An honest face
Wednesday 10 March 2010
Wider faced men are less trustworthy and our instincts know it, according to researchers at the University of St Andrews.
A new study by psychologists at the University shows that how trustworthy men are can be seen in their faces.
The study involved inviting men to play a game for money. The game offered players opportunities to trust other participants, but also opportunities to exploit them.
During the game a participant was shown an expressionless photo of a fellow player's face at the start of each game. The participant had then to decide whether to take an immediate pay-off or entrust the money to the person in the snapshot – who, in turn, could decide either to co-operate, and help both players make more money, or take the cash and run.

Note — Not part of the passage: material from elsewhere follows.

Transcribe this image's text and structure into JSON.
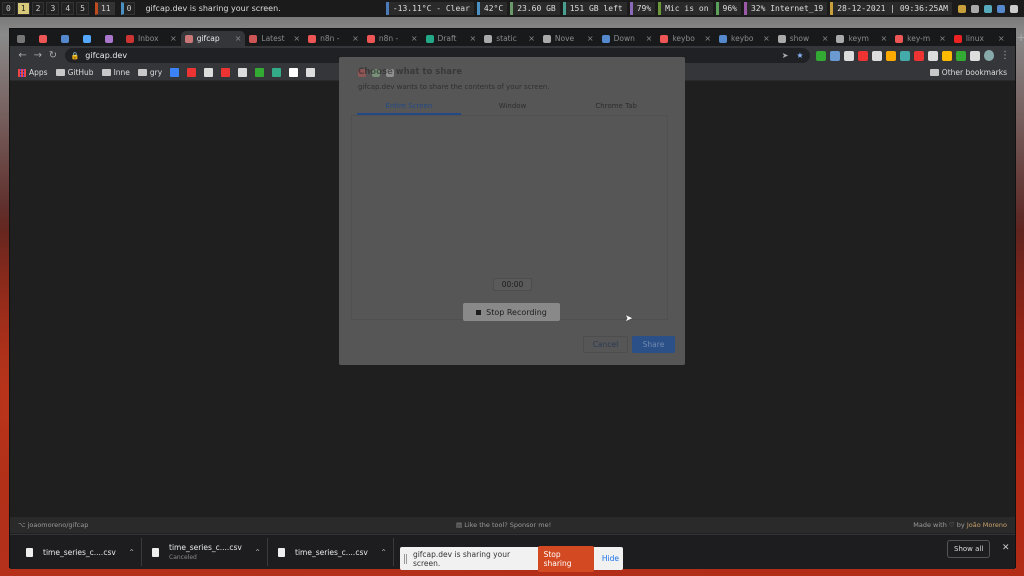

Lead researcher Michael Stirrat set up the games to investigate whether he could find any measurable relationship between perceptions of trustworthiness from perceptions and behaviour. He found that participants were more likely to entrust money to men with narrower faces.
"We all make instant judgements about strangers - whether to trust him or whether to be wary of her. In my research I have been trying to find a basis for these intuitive judgements.
"From the evolutionary theory of sexual selection we predicted that male faces may signal physical dominance and that more dominant men would be more likely to be exploitative because they can be.
"We found that men with wider faces exploited trust more often to make money for themselves."
By this reasoning, you might trust David Tennant but mistrust Simon Cowell.
However, Michael Stirrat concludes with a word of caution:
"The results are important but we shouldn’t leap to the conclusion that wider-faced men are bad. They were exploitative in our games, but in other games the wider faced men were more likely to sacrifice their money to enforce good behaviour. This is ongoing research and it is difficult to draw any big conclusions, but what is true is that wider faced, more robust men have the capacity to choose to be society's criminals or society's police."
Issued by the University of St Andrews
Contact Emma Shea, Communications Manager, on 01334 462 167 or email Emma.Shea@st-andrews.ac.uk.